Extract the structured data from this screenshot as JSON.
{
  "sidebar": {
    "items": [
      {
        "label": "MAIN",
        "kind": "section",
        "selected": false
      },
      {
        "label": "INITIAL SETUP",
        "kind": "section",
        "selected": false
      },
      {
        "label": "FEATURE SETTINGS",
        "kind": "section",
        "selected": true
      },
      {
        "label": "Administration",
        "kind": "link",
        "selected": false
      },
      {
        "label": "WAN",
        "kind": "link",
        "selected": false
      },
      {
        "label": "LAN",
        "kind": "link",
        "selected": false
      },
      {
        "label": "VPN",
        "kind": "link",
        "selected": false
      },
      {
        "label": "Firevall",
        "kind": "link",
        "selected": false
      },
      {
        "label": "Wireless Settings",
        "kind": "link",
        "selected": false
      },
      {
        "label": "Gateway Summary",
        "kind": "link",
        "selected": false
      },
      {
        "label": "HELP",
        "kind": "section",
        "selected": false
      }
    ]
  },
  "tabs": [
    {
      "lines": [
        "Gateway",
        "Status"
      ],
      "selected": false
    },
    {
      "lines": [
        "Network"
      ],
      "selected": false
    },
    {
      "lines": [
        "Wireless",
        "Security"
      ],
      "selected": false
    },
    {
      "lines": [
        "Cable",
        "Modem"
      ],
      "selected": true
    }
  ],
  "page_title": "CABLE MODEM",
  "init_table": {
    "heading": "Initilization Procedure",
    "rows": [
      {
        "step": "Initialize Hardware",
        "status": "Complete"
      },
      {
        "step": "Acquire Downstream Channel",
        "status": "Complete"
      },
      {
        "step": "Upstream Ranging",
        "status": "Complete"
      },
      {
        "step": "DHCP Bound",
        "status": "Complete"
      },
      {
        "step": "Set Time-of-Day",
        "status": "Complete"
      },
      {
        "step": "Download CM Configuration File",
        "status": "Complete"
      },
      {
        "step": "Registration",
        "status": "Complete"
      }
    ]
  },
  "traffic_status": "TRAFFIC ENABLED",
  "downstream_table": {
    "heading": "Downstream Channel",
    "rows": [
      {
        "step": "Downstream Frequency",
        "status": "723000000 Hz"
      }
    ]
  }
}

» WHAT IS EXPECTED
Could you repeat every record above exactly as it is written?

» REPLY TO THE TASK
Extract the structured data from this screenshot as JSON.
{
  "sidebar": {
    "items": [
      {
        "label": "MAIN",
        "kind": "section",
        "selected": false
      },
      {
        "label": "INITIAL SETUP",
        "kind": "section",
        "selected": false
      },
      {
        "label": "FEATURE SETTINGS",
        "kind": "section",
        "selected": true
      },
      {
        "label": "Administration",
        "kind": "link",
        "selected": false
      },
      {
        "label": "WAN",
        "kind": "link",
        "selected": false
      },
      {
        "label": "LAN",
        "kind": "link",
        "selected": false
      },
      {
        "label": "VPN",
        "kind": "link",
        "selected": false
      },
      {
        "label": "Firevall",
        "kind": "link",
        "selected": false
      },
      {
        "label": "Wireless Settings",
        "kind": "link",
        "selected": false
      },
      {
        "label": "Gateway Summary",
        "kind": "link",
        "selected": false
      },
      {
        "label": "HELP",
        "kind": "section",
        "selected": false
      }
    ]
  },
  "tabs": [
    {
      "lines": [
        "Gateway",
        "Status"
      ],
      "selected": false
    },
    {
      "lines": [
        "Network"
      ],
      "selected": false
    },
    {
      "lines": [
        "Wireless",
        "Security"
      ],
      "selected": false
    },
    {
      "lines": [
        "Cable",
        "Modem"
      ],
      "selected": true
    }
  ],
  "page_title": "CABLE MODEM",
  "init_table": {
    "heading": "Initilization Procedure",
    "rows": [
      {
        "step": "Initialize Hardware",
        "status": "Complete"
      },
      {
        "step": "Acquire Downstream Channel",
        "status": "Complete"
      },
      {
        "step": "Upstream Ranging",
        "status": "Complete"
      },
      {
        "step": "DHCP Bound",
        "status": "Complete"
      },
      {
        "step": "Set Time-of-Day",
        "status": "Complete"
      },
      {
        "step": "Download CM Configuration File",
        "status": "Complete"
      },
      {
        "step": "Registration",
        "status": "Complete"
      }
    ]
  },
  "traffic_status": "TRAFFIC ENABLED",
  "downstream_table": {
    "heading": "Downstream Channel",
    "rows": [
      {
        "step": "Downstream Frequency",
        "status": "723000000 Hz"
      }
    ]
  }
}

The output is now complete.